To 36-year-old Jennifer Henderson, finally having her own apartment means living an independent life. It means having the confidence in herself to overcome a disease she has battled since she was 9.

Before moving out on her own, Henderson lived at Kenton Manor, 850 27th Ave. in Greeley. She had dropped down to 85 pounds and doctors at the eating disorder clinic where she was receiving treatment told her she couldn’t live on her own. She would need to live with someone for support.

“When I was 18, I found out about bulimia. When I was 9 years old, I didn’t realize it was an eating disorder, it was just something I did,” she said.

Henderson was under the care of Kenton Manor for six months.

I just felt like the oddball because there are a lot of older people,” she said. “I felt just different.”

She reached out to Connections for Independent Living, 1331 8th Ave., to take the first step to living on her own again. Connections for Independent Living, which helps those with disabilities, is one of eight nonprofits that will benefit from the Northern Colorado Empty Stocking Fund this year. Kim Engell, the program director at Connections, has been Henderson’s main support system. She met Henderson for the first time in November 2010 while Henderson was staying at Kenton Manor. Before Henderson could move out on her own, she had to get approval from her doctor.

The doctor “wanted me to be there the rest of my life. There is no way I was going to do that, so I switched doctors,” Henderson said. “She felt like I would relapse, and she wasn’t willing to give me the chance. That made me angry because I knew I wasn’t going to go back to my eating disorder. I was over it, I was recovered, and I wasn’t going to go back to it.”

Henderson did not find it difficult to seek out another doctor. She began her quest to find an alternative doctor on the Internet, and Engell spoke with the Kenton Manor staff about Connections for Independent Living, where Henderson would have the outside support she needed.

“Jennifer had to convince them that with the proper support, she could succeed living in the community,” Engell said.

With the support of a new doctor and Engell, Henderson’s confidence was regained.

“We go out for lunch once a month, and we talk about everything, you know,” Henderson said with a light-hearted laugh.

Even though Henderson was motivated to be independent, fears did not leave her.

“It was kind of nerve-racking because I was like, ‘what would happen if I did relapse?’ ” she said.

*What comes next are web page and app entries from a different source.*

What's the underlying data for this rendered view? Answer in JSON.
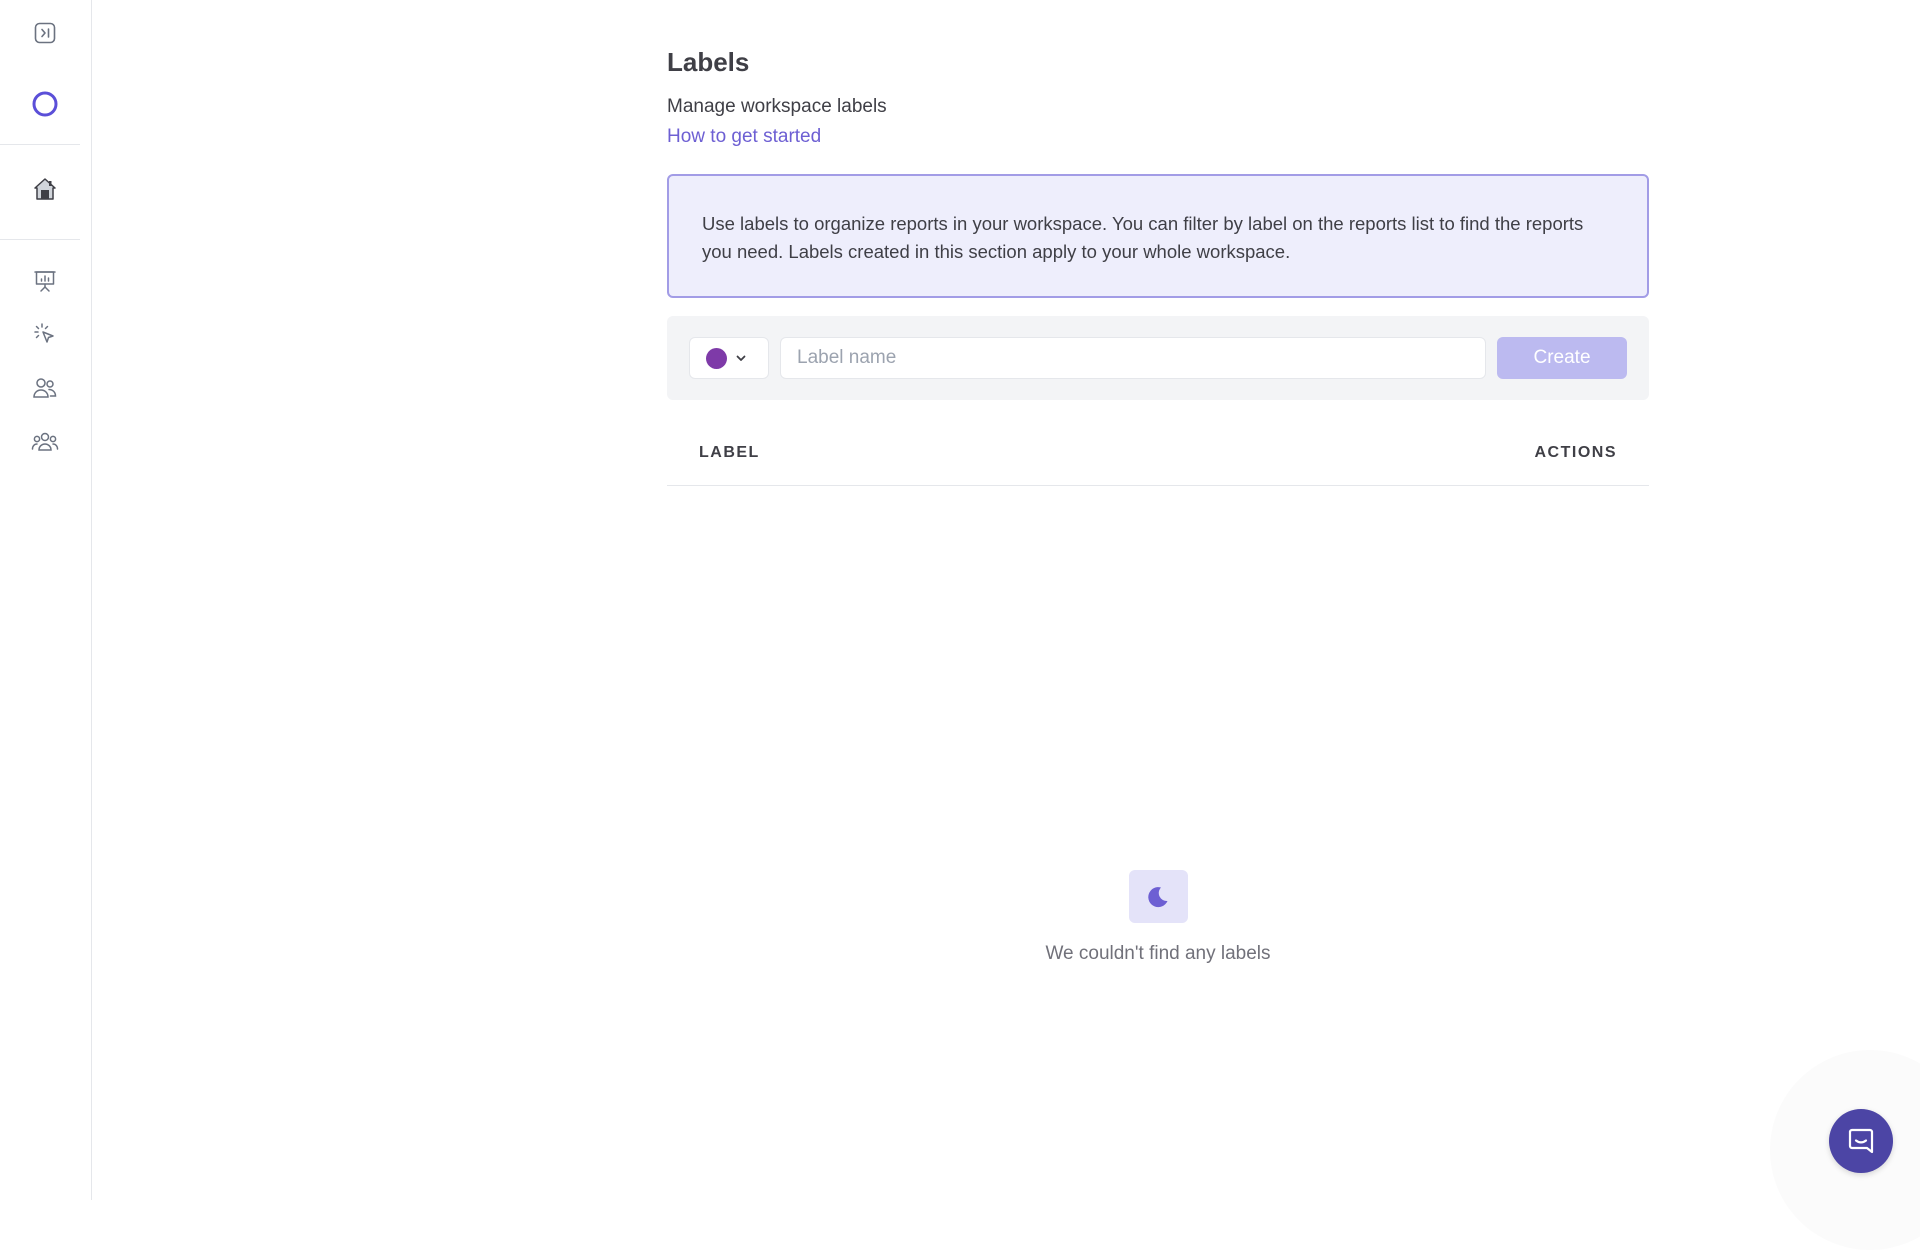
{
  "colors": {
    "accent": "#6d5fd3",
    "info_bg": "#eeeefc",
    "info_border": "#a29ce6",
    "selected_label_color": "#7e3aa8",
    "create_button_disabled": "#bcbaf0",
    "chat_button": "#4c45a5"
  },
  "sidebar": {
    "items": [
      {
        "name": "expand-sidebar",
        "icon": "sidebar-expand-icon"
      },
      {
        "name": "workspace-avatar",
        "icon": "circle-ring-icon"
      },
      {
        "name": "workspace-home",
        "icon": "house-icon"
      },
      {
        "name": "reports",
        "icon": "presentation-chart-icon"
      },
      {
        "name": "interactions",
        "icon": "cursor-click-icon"
      },
      {
        "name": "users",
        "icon": "users-icon"
      },
      {
        "name": "teams",
        "icon": "user-group-icon"
      }
    ]
  },
  "page": {
    "title": "Labels",
    "subtitle": "Manage workspace labels",
    "help_link": "How to get started"
  },
  "info": {
    "text": "Use labels to organize reports in your workspace. You can filter by label on the reports list to find the reports you need. Labels created in this section apply to your whole workspace."
  },
  "create_form": {
    "color_picker_icon": "chevron-down-icon",
    "name_value": "",
    "name_placeholder": "Label name",
    "create_label": "Create"
  },
  "table": {
    "columns": [
      "LABEL",
      "ACTIONS"
    ],
    "rows": []
  },
  "empty_state": {
    "icon": "moon-icon",
    "text": "We couldn't find any labels"
  },
  "chat": {
    "icon": "chat-bubble-icon"
  }
}
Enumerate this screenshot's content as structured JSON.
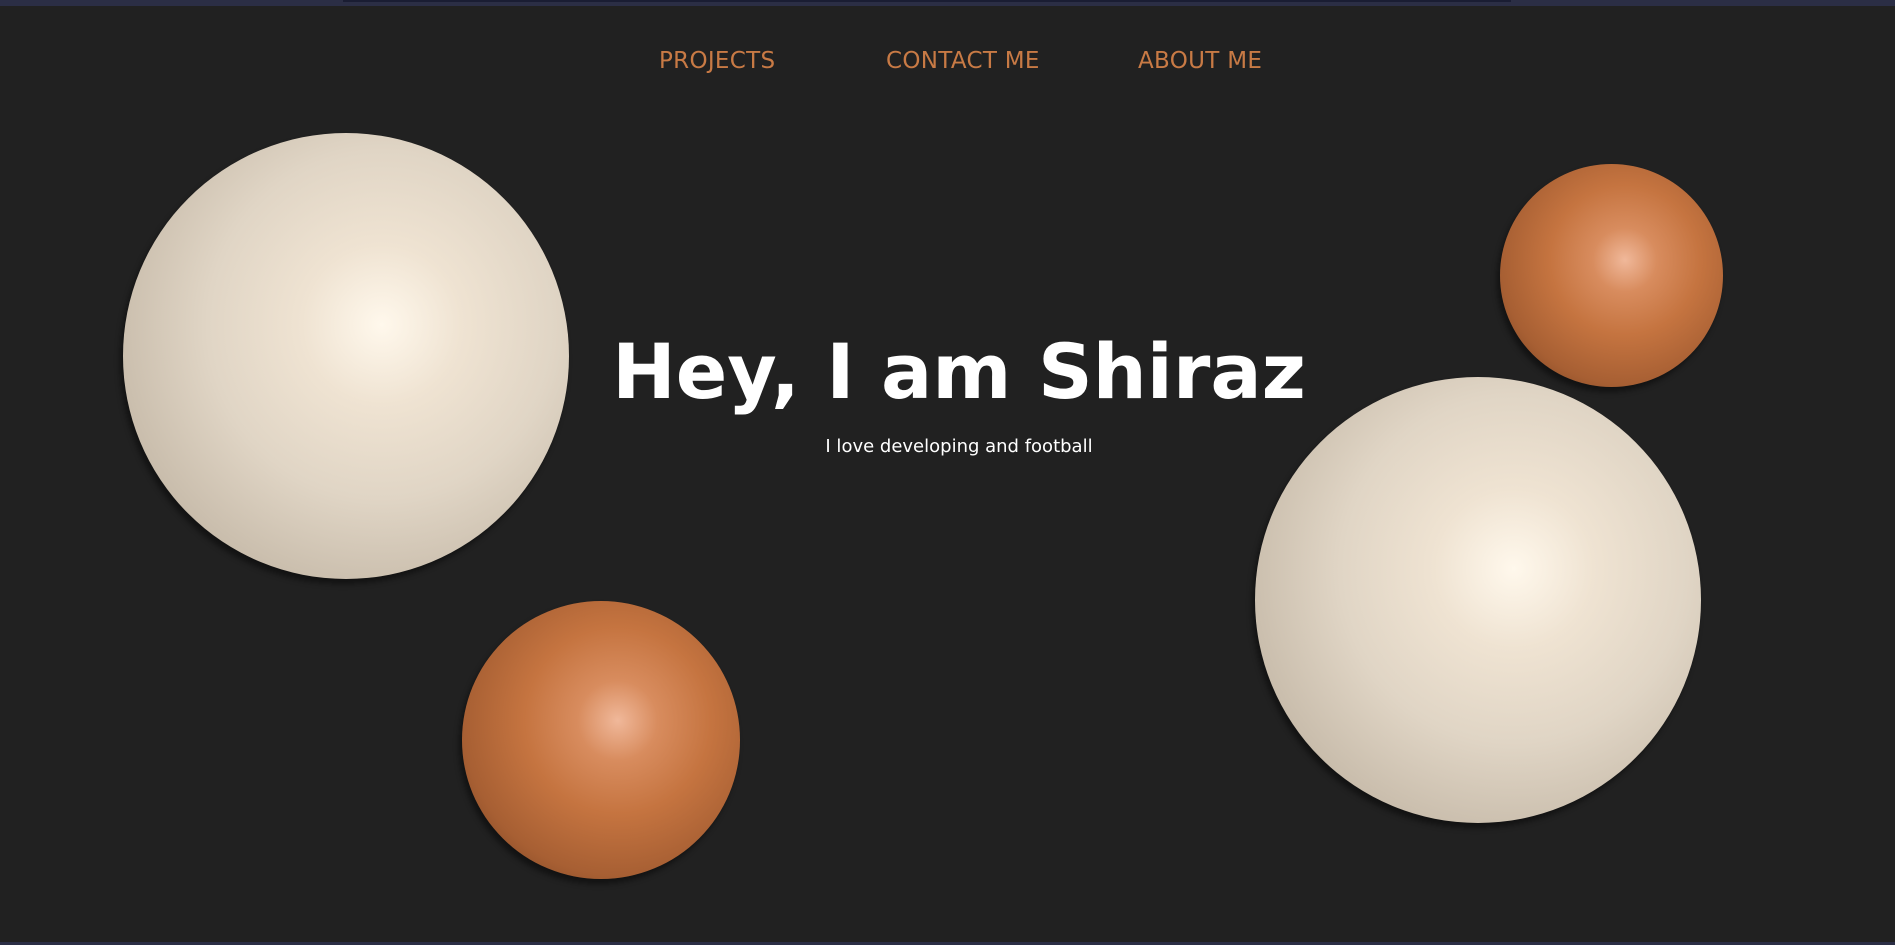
{
  "theme": {
    "background": "#212121",
    "accent": "#c87a45",
    "text": "#ffffff",
    "sphere_cream": "#e6dccd",
    "sphere_orange": "#c57440"
  },
  "nav": {
    "items": [
      {
        "label": "PROJECTS"
      },
      {
        "label": "CONTACT ME"
      },
      {
        "label": "ABOUT ME"
      }
    ]
  },
  "hero": {
    "title": "Hey, I am Shiraz",
    "subtitle": "I love developing and football"
  }
}
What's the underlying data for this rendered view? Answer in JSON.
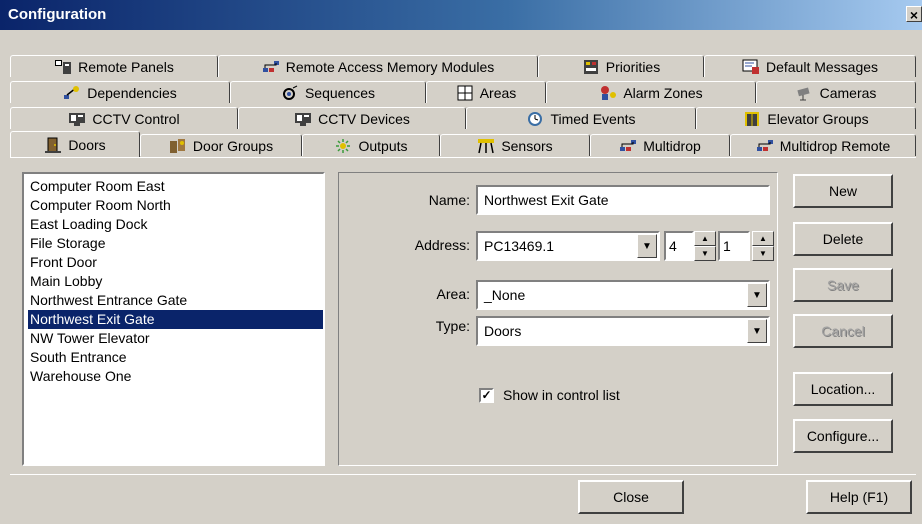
{
  "window": {
    "title": "Configuration",
    "close_glyph": "×"
  },
  "tabs": {
    "row1": [
      {
        "label": "Remote Panels",
        "icon": "remote-panel-icon"
      },
      {
        "label": "Remote Access Memory Modules",
        "icon": "network-icon"
      },
      {
        "label": "Priorities",
        "icon": "priorities-icon"
      },
      {
        "label": "Default Messages",
        "icon": "messages-icon"
      }
    ],
    "row2": [
      {
        "label": "Dependencies",
        "icon": "dependencies-icon"
      },
      {
        "label": "Sequences",
        "icon": "sequences-icon"
      },
      {
        "label": "Areas",
        "icon": "areas-icon"
      },
      {
        "label": "Alarm Zones",
        "icon": "alarm-zones-icon"
      },
      {
        "label": "Cameras",
        "icon": "camera-icon"
      }
    ],
    "row3": [
      {
        "label": "CCTV Control",
        "icon": "cctv-icon"
      },
      {
        "label": "CCTV Devices",
        "icon": "cctv-icon"
      },
      {
        "label": "Timed Events",
        "icon": "clock-icon"
      },
      {
        "label": "Elevator Groups",
        "icon": "elevator-icon"
      }
    ],
    "row4": [
      {
        "label": "Doors",
        "icon": "door-icon",
        "active": true
      },
      {
        "label": "Door Groups",
        "icon": "door-groups-icon"
      },
      {
        "label": "Outputs",
        "icon": "outputs-icon"
      },
      {
        "label": "Sensors",
        "icon": "sensors-icon"
      },
      {
        "label": "Multidrop",
        "icon": "network-icon"
      },
      {
        "label": "Multidrop Remote",
        "icon": "network-icon"
      }
    ]
  },
  "door_list": {
    "items": [
      "Computer Room East",
      "Computer Room North",
      "East Loading Dock",
      "File Storage",
      "Front Door",
      "Main Lobby",
      "Northwest Entrance Gate",
      "Northwest Exit Gate",
      "NW Tower Elevator",
      "South Entrance",
      "Warehouse One"
    ],
    "selected": "Northwest Exit Gate"
  },
  "form": {
    "name_label": "Name:",
    "name_value": "Northwest Exit Gate",
    "address_label": "Address:",
    "address_value": "PC13469.1",
    "address_spin1": "4",
    "address_spin2": "1",
    "area_label": "Area:",
    "area_value": "_None",
    "type_label": "Type:",
    "type_value": "Doors",
    "show_in_control_list_label": "Show in control list",
    "show_in_control_list_checked": true
  },
  "buttons": {
    "new": "New",
    "delete": "Delete",
    "save": "Save",
    "cancel": "Cancel",
    "location": "Location...",
    "configure": "Configure...",
    "close": "Close",
    "help": "Help (F1)"
  },
  "colors": {
    "face": "#d4d0c8",
    "selection": "#0a246a",
    "title_start": "#0a246a",
    "title_end": "#a6caf0"
  }
}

Engell continues to support Henderson, with everything from monthly lunches, to helping her with paperwork. Engell describes her support for Henderson as consistent and on the terms she needs.

“I was in daily contact with Jennifer for the first month she moved out, which was in April 2011,” Engell said. “After that, I was in contact at least weekly or as often as Jennifer requested.”

Outside of their lunches, Henderson calls Engell when she needs extra help or support. She is also receiving health and emotional assistance from other agencies. Henderson becomes more reserved, thoughtful and quiet when she thinks about the support she has received from Connections and Engell.

“Just knowing that they’re there for me helps me out, just because if I need anything, I know I can count on somebody.”

-Courtesy of Kyla Skye Allmon via The Greeley Tribune

Since its founding in 2007, the Northern Colorado Empty Stocking Fund has raised over $333,000 to support health and human service agencies in Larimer and Weld County. With matching funds provided by El Pomar Foundation, every dollar grows by 33 percent. United Ways of Larimer and Weld County cover all administrative costs for the campaign, meaning every dollar donated goes directly to the recipient organizations. This year’s recipient agencies include: Catholic Charities of Larimer County, Catholic Charities of Weld County, Connections for Independent Living, Crossroads Ministry of Estes Park, Food Bank of Larimer County, Greeley Transitional House, House of Neighborly Service, and Weld Food Bank. For more information, please visit